• _About this task_
The reply must be the number of lines in the following material that include the word "computer", and nothing more.
[Start of section]
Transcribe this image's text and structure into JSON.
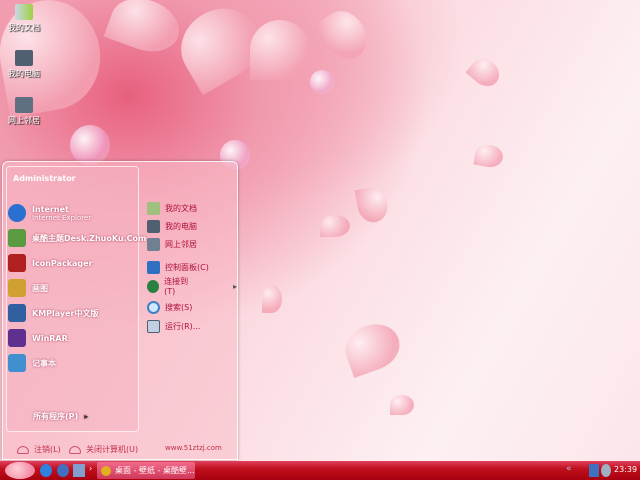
{
  "desktop_icons": [
    {
      "label": "我的文档",
      "icon": "my-documents-icon"
    },
    {
      "label": "我的电脑",
      "icon": "my-computer-icon"
    },
    {
      "label": "网上邻居",
      "icon": "network-icon"
    }
  ],
  "start_menu": {
    "user": "Administrator",
    "programs": [
      {
        "label": "Internet",
        "sub": "Internet Explorer",
        "icon": "ie-icon",
        "color": "#2a70d0"
      },
      {
        "label": "桌酷主题Desk.ZhuoKu.Com",
        "icon": "zhuoku-icon",
        "color": "#5a9a40"
      },
      {
        "label": "IconPackager",
        "icon": "iconpackager-icon",
        "color": "#b02020"
      },
      {
        "label": "画图",
        "icon": "paint-icon",
        "color": "#d0a030"
      },
      {
        "label": "KMPlayer中文版",
        "icon": "kmplayer-icon",
        "color": "#3060a0"
      },
      {
        "label": "WinRAR",
        "icon": "winrar-icon",
        "color": "#603090"
      },
      {
        "label": "记事本",
        "icon": "notepad-icon",
        "color": "#4090d0"
      }
    ],
    "all_programs": "所有程序(P)",
    "places": [
      {
        "label": "我的文档",
        "icon": "my-documents-icon"
      },
      {
        "label": "我的电脑",
        "icon": "my-computer-icon"
      },
      {
        "label": "网上邻居",
        "icon": "network-icon"
      },
      {
        "label": "控制面板(C)",
        "icon": "control-panel-icon"
      },
      {
        "label": "连接到(T)",
        "icon": "connect-icon"
      },
      {
        "label": "搜索(S)",
        "icon": "search-icon"
      },
      {
        "label": "运行(R)...",
        "icon": "run-icon"
      }
    ],
    "logoff": "注销(L)",
    "shutdown": "关闭计算机(U)",
    "website": "www.51ztzj.com"
  },
  "taskbar": {
    "task": "桌面 - 壁纸 - 桌酷壁...",
    "clock": "23:39"
  }
}
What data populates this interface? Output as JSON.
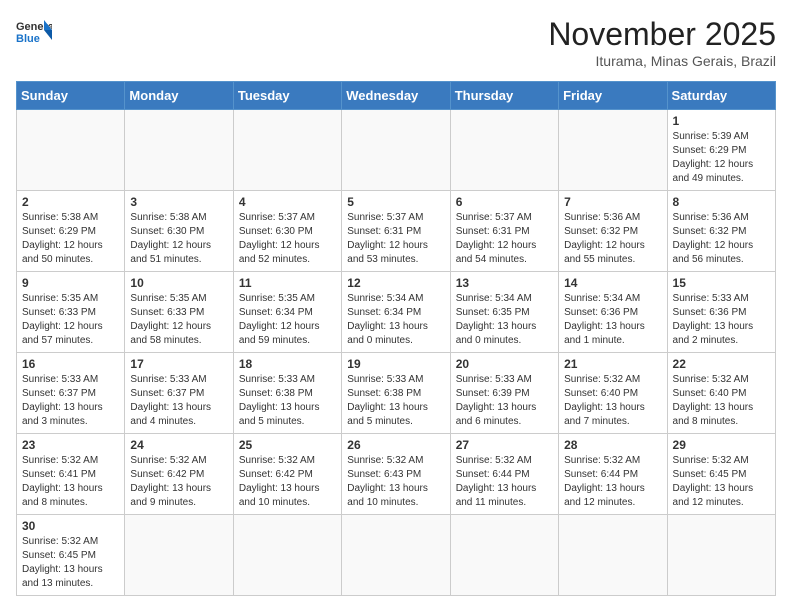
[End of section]
• _Task result_
2